War-ripped Drass to turn tourism hub
The picture postcard cold desert where artillery shells rained in the thousands during the Kargil war will soon hear the surge of new sounds: the pitter-patter of tourists’ sports shoes and the clicks of polo lovers’ cameras, reports Neelesh Misra.india Updated: Aug 19, 2009 01:11 IST
The picture postcard cold desert where artillery shells rained in the thousands during the Kargil war will soon hear the surge of new sounds: the pitter-patter of tourists’ sports shoes and the clicks of polo lovers’ cameras.
A July 27 Hindustan Times story from a village near Drass that was bombed during the 1999 war with Pakistan, and had nothing left except its madness for polo, led to the inauguration of an annual polo tournament on Tuesday in which India’s best polo players played local village heroes.
Jyotsna Suri, chairperson of the Lalit Suri Hospitality Group said the story, “Bombed village lost all, except polo” prompted her to start the tournament where she now plans to invite teams from all over India as well as Pakistan’s Gilgit
region, where polo is played by villagers with similar passion.
“This is a long term commitment to developing traditional-style polo in the region,” Suri said.
A team of The Lalit, which included four leading Indian polo players, won the closely-fought game 3-2, riding mountain ponies like their Drass counterparts.
Boutique hotels of up to 30 rooms are already being planned, said J&K Chief Minister Omar Abdullah, who inaugurated the tournament.
He said he would also set up a Drass Tourism Authority to promote tourism in the region that remains buried under snow for much of the year. Drass is the world’s second coldest inhabited place after Oymyakon in Russia.
“Drass was famous when a war was waged here … now I want it to become famous for polo,” Abdullah said to huge applause from some 2,000 people who had walked from up to 18 kilometres away since 4 a.m. to watch the match.
Local players said that could be turned to the region’s advantage, with the holding of winter games.

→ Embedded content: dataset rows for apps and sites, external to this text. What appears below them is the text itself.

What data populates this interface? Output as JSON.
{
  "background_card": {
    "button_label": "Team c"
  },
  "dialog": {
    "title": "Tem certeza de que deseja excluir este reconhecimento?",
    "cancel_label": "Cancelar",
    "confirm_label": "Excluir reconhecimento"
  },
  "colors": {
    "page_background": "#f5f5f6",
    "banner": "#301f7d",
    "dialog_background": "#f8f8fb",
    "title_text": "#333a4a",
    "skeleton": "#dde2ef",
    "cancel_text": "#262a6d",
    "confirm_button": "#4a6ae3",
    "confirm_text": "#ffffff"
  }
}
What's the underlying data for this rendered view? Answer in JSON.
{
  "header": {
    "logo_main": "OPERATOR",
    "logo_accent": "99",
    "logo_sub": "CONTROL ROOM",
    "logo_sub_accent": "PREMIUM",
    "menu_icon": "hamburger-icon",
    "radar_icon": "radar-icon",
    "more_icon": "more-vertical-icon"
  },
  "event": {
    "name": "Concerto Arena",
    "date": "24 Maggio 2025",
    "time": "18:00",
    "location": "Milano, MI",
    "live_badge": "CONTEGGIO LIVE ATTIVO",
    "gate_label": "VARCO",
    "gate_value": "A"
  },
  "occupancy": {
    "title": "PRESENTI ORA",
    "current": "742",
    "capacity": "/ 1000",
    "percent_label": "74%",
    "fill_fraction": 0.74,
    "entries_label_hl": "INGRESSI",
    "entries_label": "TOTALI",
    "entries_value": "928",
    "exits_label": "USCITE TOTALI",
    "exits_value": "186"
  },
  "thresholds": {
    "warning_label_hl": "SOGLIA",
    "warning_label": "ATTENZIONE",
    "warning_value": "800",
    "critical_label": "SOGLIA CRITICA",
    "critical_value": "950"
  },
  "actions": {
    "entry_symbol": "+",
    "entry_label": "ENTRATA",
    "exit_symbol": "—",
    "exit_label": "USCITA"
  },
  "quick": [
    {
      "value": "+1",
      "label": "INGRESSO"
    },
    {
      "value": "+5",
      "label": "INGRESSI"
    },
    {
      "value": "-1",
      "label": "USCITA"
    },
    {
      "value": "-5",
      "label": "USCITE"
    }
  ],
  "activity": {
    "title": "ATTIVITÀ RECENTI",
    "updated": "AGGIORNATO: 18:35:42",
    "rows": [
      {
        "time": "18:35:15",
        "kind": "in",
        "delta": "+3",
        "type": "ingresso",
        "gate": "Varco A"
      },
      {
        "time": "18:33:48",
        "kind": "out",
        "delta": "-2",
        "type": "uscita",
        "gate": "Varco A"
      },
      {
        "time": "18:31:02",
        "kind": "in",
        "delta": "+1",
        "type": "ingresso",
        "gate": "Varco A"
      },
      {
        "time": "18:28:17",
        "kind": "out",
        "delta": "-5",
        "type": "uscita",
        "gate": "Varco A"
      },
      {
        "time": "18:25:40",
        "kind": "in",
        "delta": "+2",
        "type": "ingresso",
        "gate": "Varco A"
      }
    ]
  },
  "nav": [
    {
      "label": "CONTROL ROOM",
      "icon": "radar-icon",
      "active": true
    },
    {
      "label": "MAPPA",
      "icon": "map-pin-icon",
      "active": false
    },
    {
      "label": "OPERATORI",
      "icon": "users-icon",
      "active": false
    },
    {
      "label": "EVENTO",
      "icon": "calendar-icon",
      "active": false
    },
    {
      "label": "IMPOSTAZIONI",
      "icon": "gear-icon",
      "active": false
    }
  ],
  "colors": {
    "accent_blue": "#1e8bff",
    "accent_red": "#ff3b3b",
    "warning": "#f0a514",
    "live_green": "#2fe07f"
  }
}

“We want to thank HT for this. They told our story to the world, and now it will change our life,” said Mohammed Amin, the main organiser and an ace commentator.